Since I saw two Mitt Romney commercials while staying in Florida this weekend (the man has money to burn), I chuckle at this story:
Romney delivered a speech to the Miami-Dade Republican Party March 9 that was heavy on anti-communist rhetoric but light on policy details. He also condemned the Venezuelan president who has embraced Castro. That's when he tripped.
"Hugo Chávez has tried to steal an inspiring phrase—Patria o muerte, venceremos," Romney said. "It does not belong to him. It belongs to a free Cuba."
No, it doesn't, said University of Miami Professor Jaime Suchlicki.
"It belongs to Fidel," said Suchlicki, an expert on Cuban history. "I don't know where [Romney] got that."

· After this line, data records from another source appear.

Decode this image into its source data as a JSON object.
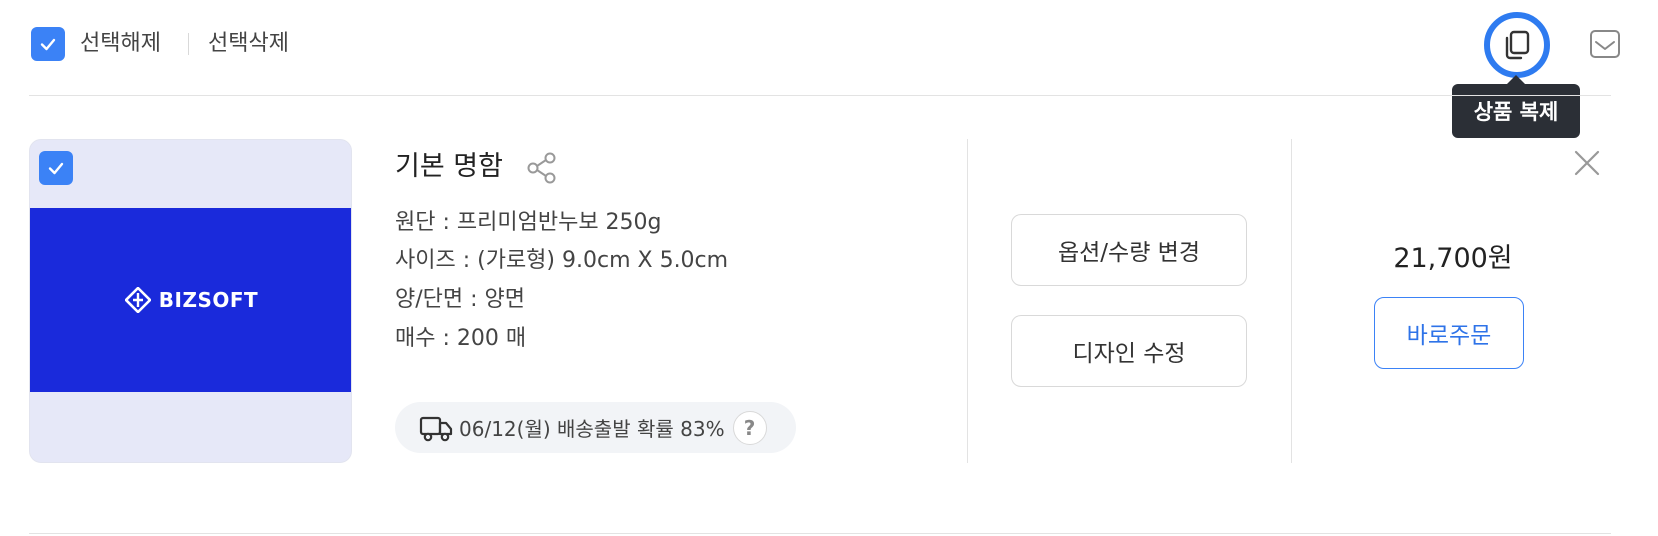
{
  "toolbar": {
    "deselect_label": "선택해제",
    "delete_label": "선택삭제",
    "copy_tooltip": "상품 복제"
  },
  "item": {
    "thumbnail_brand": "BIZSOFT",
    "title": "기본 명함",
    "specs": [
      "원단 : 프리미엄반누보 250g",
      "사이즈 : (가로형) 9.0cm X 5.0cm",
      "양/단면 : 양면",
      "매수 : 200 매"
    ],
    "shipping_text": "06/12(월) 배송출발 확률 83%",
    "help_label": "?",
    "option_button": "옵션/수량 변경",
    "design_button": "디자인 수정",
    "price": "21,700원",
    "order_button": "바로주문"
  },
  "colors": {
    "accent": "#3b82f6",
    "thumbnail_card": "#1a2adb",
    "tooltip_bg": "#2b2f36"
  },
  "icons": {
    "checkbox": "check-icon",
    "copy": "copy-icon",
    "save": "inbox-icon",
    "share": "share-icon",
    "truck": "truck-icon",
    "close": "close-icon"
  }
}
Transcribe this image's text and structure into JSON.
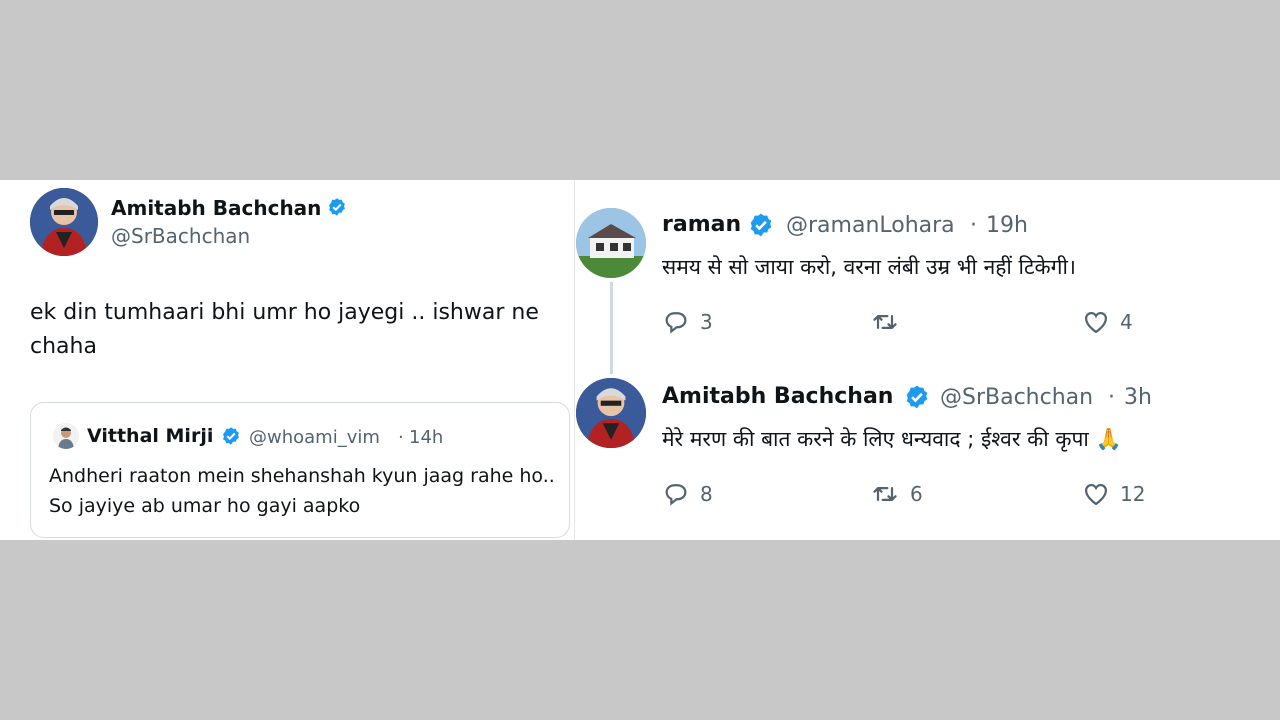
{
  "left_tweet": {
    "author_name": "Amitabh Bachchan",
    "author_handle": "@SrBachchan",
    "text": "ek din tumhaari bhi umr ho jayegi .. ishwar ne chaha",
    "quote": {
      "author_name": "Vitthal Mirji",
      "author_handle": "@whoami_vim",
      "dot": "·",
      "time": "14h",
      "text": "Andheri raaton mein shehanshah kyun jaag rahe ho.. So jayiye ab umar ho gayi aapko"
    }
  },
  "reply_1": {
    "author_name": "raman",
    "author_handle": "@ramanLohara",
    "dot": "·",
    "time": "19h",
    "text": "समय से सो जाया करो, वरना लंबी उम्र भी नहीं टिकेगी।",
    "replies": "3",
    "retweets": "",
    "likes": "4"
  },
  "reply_2": {
    "author_name": "Amitabh Bachchan",
    "author_handle": "@SrBachchan",
    "dot": "·",
    "time": "3h",
    "text": "मेरे मरण की बात करने के लिए धन्यवाद  ; ईश्वर  की कृपा 🙏",
    "replies": "8",
    "retweets": "6",
    "likes": "12"
  },
  "colors": {
    "verified": "#1d9bf0",
    "secondary_text": "#536471",
    "background_outer": "#c8c8c8"
  },
  "icons": [
    "verified-badge-icon",
    "reply-icon",
    "retweet-icon",
    "like-icon"
  ]
}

Romney fan Kathryn Jean Lopez laughs it off: "Mitt Romney is better in English." He's said this before with a slightly cleaner phrasing and didn't get into any trouble. At best, this buttresses the image Romney has as a "presidential"-looking guy who'll say anything his consultants tell him to get elected.